▶ _Data about app and page elements_
----

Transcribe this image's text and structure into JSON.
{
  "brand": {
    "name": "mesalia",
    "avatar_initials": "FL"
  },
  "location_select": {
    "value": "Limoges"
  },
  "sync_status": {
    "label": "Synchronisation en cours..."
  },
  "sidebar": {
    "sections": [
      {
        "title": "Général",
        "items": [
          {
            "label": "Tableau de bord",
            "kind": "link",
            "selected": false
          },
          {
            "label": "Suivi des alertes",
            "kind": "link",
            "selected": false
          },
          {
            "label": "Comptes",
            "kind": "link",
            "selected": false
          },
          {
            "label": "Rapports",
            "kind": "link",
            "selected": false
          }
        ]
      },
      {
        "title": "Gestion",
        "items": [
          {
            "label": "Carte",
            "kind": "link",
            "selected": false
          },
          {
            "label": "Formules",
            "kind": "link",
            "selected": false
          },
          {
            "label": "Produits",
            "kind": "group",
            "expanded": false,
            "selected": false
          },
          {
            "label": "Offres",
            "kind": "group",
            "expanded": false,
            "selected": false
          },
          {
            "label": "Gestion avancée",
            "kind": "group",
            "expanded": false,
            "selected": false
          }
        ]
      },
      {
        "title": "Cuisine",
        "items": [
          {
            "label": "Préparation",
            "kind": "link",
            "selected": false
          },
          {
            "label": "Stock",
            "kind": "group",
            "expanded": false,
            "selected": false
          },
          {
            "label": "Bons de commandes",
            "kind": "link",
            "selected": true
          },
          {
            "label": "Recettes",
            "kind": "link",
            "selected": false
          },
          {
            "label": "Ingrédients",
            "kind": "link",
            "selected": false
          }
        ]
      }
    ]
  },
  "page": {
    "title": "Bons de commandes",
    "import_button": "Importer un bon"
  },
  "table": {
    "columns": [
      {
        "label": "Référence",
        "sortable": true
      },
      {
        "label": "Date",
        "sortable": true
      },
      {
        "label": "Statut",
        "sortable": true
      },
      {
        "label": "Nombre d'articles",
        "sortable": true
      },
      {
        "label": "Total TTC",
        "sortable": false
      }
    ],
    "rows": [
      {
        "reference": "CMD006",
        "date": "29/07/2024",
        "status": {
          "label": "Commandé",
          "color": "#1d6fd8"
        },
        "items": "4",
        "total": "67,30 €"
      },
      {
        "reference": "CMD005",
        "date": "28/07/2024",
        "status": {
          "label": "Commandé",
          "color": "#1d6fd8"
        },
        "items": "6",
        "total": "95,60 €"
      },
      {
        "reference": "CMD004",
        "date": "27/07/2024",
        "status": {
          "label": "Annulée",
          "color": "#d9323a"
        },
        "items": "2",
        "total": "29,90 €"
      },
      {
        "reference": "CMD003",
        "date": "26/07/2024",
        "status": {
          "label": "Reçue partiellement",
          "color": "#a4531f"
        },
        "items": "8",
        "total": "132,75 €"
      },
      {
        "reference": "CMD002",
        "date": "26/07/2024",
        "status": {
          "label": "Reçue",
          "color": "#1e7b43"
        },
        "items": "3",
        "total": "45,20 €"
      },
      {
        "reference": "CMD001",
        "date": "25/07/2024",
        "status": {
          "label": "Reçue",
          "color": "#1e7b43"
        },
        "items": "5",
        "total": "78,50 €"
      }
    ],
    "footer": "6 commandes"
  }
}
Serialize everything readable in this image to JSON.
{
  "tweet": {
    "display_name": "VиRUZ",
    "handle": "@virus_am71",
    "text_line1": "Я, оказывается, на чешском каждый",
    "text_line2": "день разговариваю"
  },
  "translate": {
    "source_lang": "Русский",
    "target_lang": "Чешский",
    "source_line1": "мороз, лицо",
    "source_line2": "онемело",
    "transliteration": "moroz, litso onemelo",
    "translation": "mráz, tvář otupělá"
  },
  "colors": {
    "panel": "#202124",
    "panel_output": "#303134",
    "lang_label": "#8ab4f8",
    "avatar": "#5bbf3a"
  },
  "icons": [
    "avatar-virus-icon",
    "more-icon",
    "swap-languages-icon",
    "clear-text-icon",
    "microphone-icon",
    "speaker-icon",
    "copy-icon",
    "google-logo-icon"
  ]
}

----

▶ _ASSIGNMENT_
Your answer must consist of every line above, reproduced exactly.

▶ _TASK RESULT_
Transcribe this image's text and structure into JSON.
{
  "brand": {
    "name": "mesalia",
    "avatar_initials": "FL"
  },
  "location_select": {
    "value": "Limoges"
  },
  "sync_status": {
    "label": "Synchronisation en cours..."
  },
  "sidebar": {
    "sections": [
      {
        "title": "Général",
        "items": [
          {
            "label": "Tableau de bord",
            "kind": "link",
            "selected": false
          },
          {
            "label": "Suivi des alertes",
            "kind": "link",
            "selected": false
          },
          {
            "label": "Comptes",
            "kind": "link",
            "selected": false
          },
          {
            "label": "Rapports",
            "kind": "link",
            "selected": false
          }
        ]
      },
      {
        "title": "Gestion",
        "items": [
          {
            "label": "Carte",
            "kind": "link",
            "selected": false
          },
          {
            "label": "Formules",
            "kind": "link",
            "selected": false
          },
          {
            "label": "Produits",
            "kind": "group",
            "expanded": false,
            "selected": false
          },
          {
            "label": "Offres",
            "kind": "group",
            "expanded": false,
            "selected": false
          },
          {
            "label": "Gestion avancée",
            "kind": "group",
            "expanded": false,
            "selected": false
          }
        ]
      },
      {
        "title": "Cuisine",
        "items": [
          {
            "label": "Préparation",
            "kind": "link",
            "selected": false
          },
          {
            "label": "Stock",
            "kind": "group",
            "expanded": false,
            "selected": false
          },
          {
            "label": "Bons de commandes",
            "kind": "link",
            "selected": true
          },
          {
            "label": "Recettes",
            "kind": "link",
            "selected": false
          },
          {
            "label": "Ingrédients",
            "kind": "link",
            "selected": false
          }
        ]
      }
    ]
  },
  "page": {
    "title": "Bons de commandes",
    "import_button": "Importer un bon"
  },
  "table": {
    "columns": [
      {
        "label": "Référence",
        "sortable": true
      },
      {
        "label": "Date",
        "sortable": true
      },
      {
        "label": "Statut",
        "sortable": true
      },
      {
        "label": "Nombre d'articles",
        "sortable": true
      },
      {
        "label": "Total TTC",
        "sortable": false
      }
    ],
    "rows": [
      {
        "reference": "CMD006",
        "date": "29/07/2024",
        "status": {
          "label": "Commandé",
          "color": "#1d6fd8"
        },
        "items": "4",
        "total": "67,30 €"
      },
      {
        "reference": "CMD005",
        "date": "28/07/2024",
        "status": {
          "label": "Commandé",
          "color": "#1d6fd8"
        },
        "items": "6",
        "total": "95,60 €"
      },
      {
        "reference": "CMD004",
        "date": "27/07/2024",
        "status": {
          "label": "Annulée",
          "color": "#d9323a"
        },
        "items": "2",
        "total": "29,90 €"
      },
      {
        "reference": "CMD003",
        "date": "26/07/2024",
        "status": {
          "label": "Reçue partiellement",
          "color": "#a4531f"
        },
        "items": "8",
        "total": "132,75 €"
      },
      {
        "reference": "CMD002",
        "date": "26/07/2024",
        "status": {
          "label": "Reçue",
          "color": "#1e7b43"
        },
        "items": "3",
        "total": "45,20 €"
      },
      {
        "reference": "CMD001",
        "date": "25/07/2024",
        "status": {
          "label": "Reçue",
          "color": "#1e7b43"
        },
        "items": "5",
        "total": "78,50 €"
      }
    ],
    "footer": "6 commandes"
  }
}
Serialize everything readable in this image to JSON.
{
  "tweet": {
    "display_name": "VиRUZ",
    "handle": "@virus_am71",
    "text_line1": "Я, оказывается, на чешском каждый",
    "text_line2": "день разговариваю"
  },
  "translate": {
    "source_lang": "Русский",
    "target_lang": "Чешский",
    "source_line1": "мороз, лицо",
    "source_line2": "онемело",
    "transliteration": "moroz, litso onemelo",
    "translation": "mráz, tvář otupělá"
  },
  "colors": {
    "panel": "#202124",
    "panel_output": "#303134",
    "lang_label": "#8ab4f8",
    "avatar": "#5bbf3a"
  },
  "icons": [
    "avatar-virus-icon",
    "more-icon",
    "swap-languages-icon",
    "clear-text-icon",
    "microphone-icon",
    "speaker-icon",
    "copy-icon",
    "google-logo-icon"
  ]
}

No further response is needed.